╭──
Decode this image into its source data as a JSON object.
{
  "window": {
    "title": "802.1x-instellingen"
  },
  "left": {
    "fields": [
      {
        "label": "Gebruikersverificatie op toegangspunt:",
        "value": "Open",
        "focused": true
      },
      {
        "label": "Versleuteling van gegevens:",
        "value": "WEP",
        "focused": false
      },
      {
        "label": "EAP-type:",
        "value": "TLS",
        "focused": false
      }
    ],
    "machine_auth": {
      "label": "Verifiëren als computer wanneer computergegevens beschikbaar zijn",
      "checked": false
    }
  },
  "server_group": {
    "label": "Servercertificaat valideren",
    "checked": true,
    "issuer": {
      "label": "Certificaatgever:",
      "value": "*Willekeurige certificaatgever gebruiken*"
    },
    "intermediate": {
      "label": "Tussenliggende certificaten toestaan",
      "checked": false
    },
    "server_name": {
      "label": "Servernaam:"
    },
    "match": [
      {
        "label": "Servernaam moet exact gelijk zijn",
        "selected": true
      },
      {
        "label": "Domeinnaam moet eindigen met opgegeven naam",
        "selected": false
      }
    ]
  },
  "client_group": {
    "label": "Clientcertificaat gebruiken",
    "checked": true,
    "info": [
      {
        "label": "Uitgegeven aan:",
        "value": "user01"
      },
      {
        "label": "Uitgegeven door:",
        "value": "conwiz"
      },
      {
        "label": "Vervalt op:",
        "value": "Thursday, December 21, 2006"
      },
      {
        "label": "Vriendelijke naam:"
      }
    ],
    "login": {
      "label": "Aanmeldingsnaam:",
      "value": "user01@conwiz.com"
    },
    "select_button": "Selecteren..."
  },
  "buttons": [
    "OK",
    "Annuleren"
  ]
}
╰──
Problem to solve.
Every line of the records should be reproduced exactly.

Task response.
Decode this image into its source data as a JSON object.
{
  "window": {
    "title": "802.1x-instellingen"
  },
  "left": {
    "fields": [
      {
        "label": "Gebruikersverificatie op toegangspunt:",
        "value": "Open",
        "focused": true
      },
      {
        "label": "Versleuteling van gegevens:",
        "value": "WEP",
        "focused": false
      },
      {
        "label": "EAP-type:",
        "value": "TLS",
        "focused": false
      }
    ],
    "machine_auth": {
      "label": "Verifiëren als computer wanneer computergegevens beschikbaar zijn",
      "checked": false
    }
  },
  "server_group": {
    "label": "Servercertificaat valideren",
    "checked": true,
    "issuer": {
      "label": "Certificaatgever:",
      "value": "*Willekeurige certificaatgever gebruiken*"
    },
    "intermediate": {
      "label": "Tussenliggende certificaten toestaan",
      "checked": false
    },
    "server_name": {
      "label": "Servernaam:"
    },
    "match": [
      {
        "label": "Servernaam moet exact gelijk zijn",
        "selected": true
      },
      {
        "label": "Domeinnaam moet eindigen met opgegeven naam",
        "selected": false
      }
    ]
  },
  "client_group": {
    "label": "Clientcertificaat gebruiken",
    "checked": true,
    "info": [
      {
        "label": "Uitgegeven aan:",
        "value": "user01"
      },
      {
        "label": "Uitgegeven door:",
        "value": "conwiz"
      },
      {
        "label": "Vervalt op:",
        "value": "Thursday, December 21, 2006"
      },
      {
        "label": "Vriendelijke naam:"
      }
    ],
    "login": {
      "label": "Aanmeldingsnaam:",
      "value": "user01@conwiz.com"
    },
    "select_button": "Selecteren..."
  },
  "buttons": [
    "OK",
    "Annuleren"
  ]
}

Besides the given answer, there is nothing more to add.